◆ **Data to use**:
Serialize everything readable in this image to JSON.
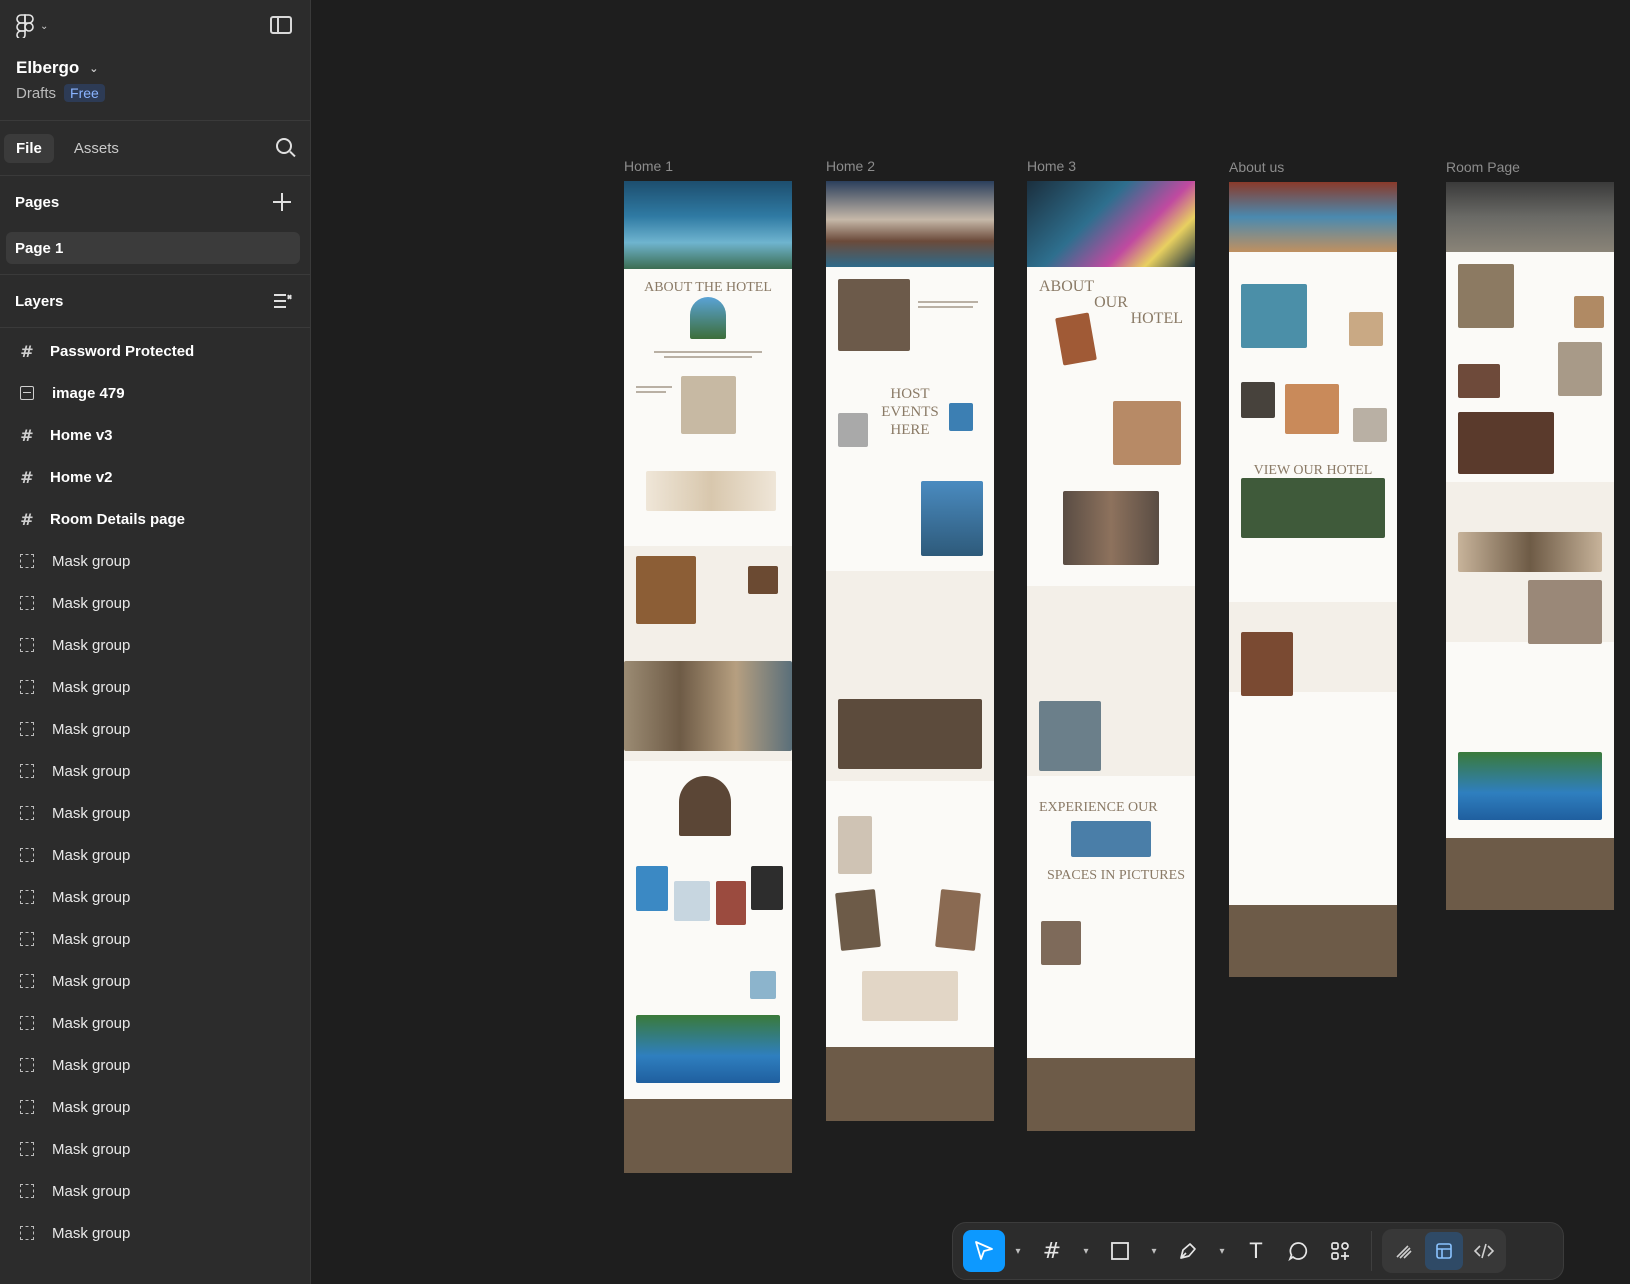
{
  "sidebar": {
    "project_name": "Elbergo",
    "location": "Drafts",
    "plan_badge": "Free",
    "tabs": [
      {
        "label": "File"
      },
      {
        "label": "Assets"
      }
    ],
    "pages_title": "Pages",
    "pages": [
      {
        "label": "Page 1"
      }
    ],
    "layers_title": "Layers",
    "layers": [
      {
        "label": "Password Protected",
        "type": "frame"
      },
      {
        "label": "image 479",
        "type": "image"
      },
      {
        "label": "Home v3",
        "type": "frame"
      },
      {
        "label": "Home v2",
        "type": "frame"
      },
      {
        "label": "Room Details page",
        "type": "frame"
      },
      {
        "label": "Mask group",
        "type": "mask"
      },
      {
        "label": "Mask group",
        "type": "mask"
      },
      {
        "label": "Mask group",
        "type": "mask"
      },
      {
        "label": "Mask group",
        "type": "mask"
      },
      {
        "label": "Mask group",
        "type": "mask"
      },
      {
        "label": "Mask group",
        "type": "mask"
      },
      {
        "label": "Mask group",
        "type": "mask"
      },
      {
        "label": "Mask group",
        "type": "mask"
      },
      {
        "label": "Mask group",
        "type": "mask"
      },
      {
        "label": "Mask group",
        "type": "mask"
      },
      {
        "label": "Mask group",
        "type": "mask"
      },
      {
        "label": "Mask group",
        "type": "mask"
      },
      {
        "label": "Mask group",
        "type": "mask"
      },
      {
        "label": "Mask group",
        "type": "mask"
      },
      {
        "label": "Mask group",
        "type": "mask"
      },
      {
        "label": "Mask group",
        "type": "mask"
      },
      {
        "label": "Mask group",
        "type": "mask"
      }
    ]
  },
  "canvas": {
    "frames": [
      {
        "label": "Home 1",
        "headings": [
          "ABOUT THE HOTEL"
        ]
      },
      {
        "label": "Home 2",
        "headings": [
          "HOST",
          "EVENTS",
          "HERE"
        ]
      },
      {
        "label": "Home 3",
        "headings": [
          "ABOUT",
          "OUR",
          "HOTEL",
          "EXPERIENCE OUR",
          "SPACES IN PICTURES"
        ]
      },
      {
        "label": "About us",
        "headings": [
          "VIEW OUR HOTEL"
        ]
      },
      {
        "label": "Room Page",
        "headings": []
      }
    ]
  },
  "toolbar": {
    "tools": [
      {
        "name": "move-tool-icon",
        "glyph": "➤",
        "active": true
      },
      {
        "name": "frame-tool-icon",
        "glyph": "#",
        "active": false
      },
      {
        "name": "rectangle-tool-icon",
        "glyph": "□",
        "active": false
      },
      {
        "name": "pen-tool-icon",
        "glyph": "✒",
        "active": false
      },
      {
        "name": "text-tool-icon",
        "glyph": "T",
        "active": false
      },
      {
        "name": "comment-tool-icon",
        "glyph": "◯",
        "active": false
      },
      {
        "name": "actions-tool-icon",
        "glyph": "⁘",
        "active": false
      }
    ],
    "modes": [
      {
        "name": "draw-mode-icon",
        "glyph": "✎"
      },
      {
        "name": "design-mode-icon",
        "glyph": "▤"
      },
      {
        "name": "dev-mode-icon",
        "glyph": "</>"
      }
    ]
  },
  "colors": {
    "canvas_bg": "#1e1e1e",
    "sidebar_bg": "#2c2c2c",
    "accent": "#0d99ff",
    "footer_brown": "#6d5b48"
  }
}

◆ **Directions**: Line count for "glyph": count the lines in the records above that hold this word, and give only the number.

◆ **Answer area**: 10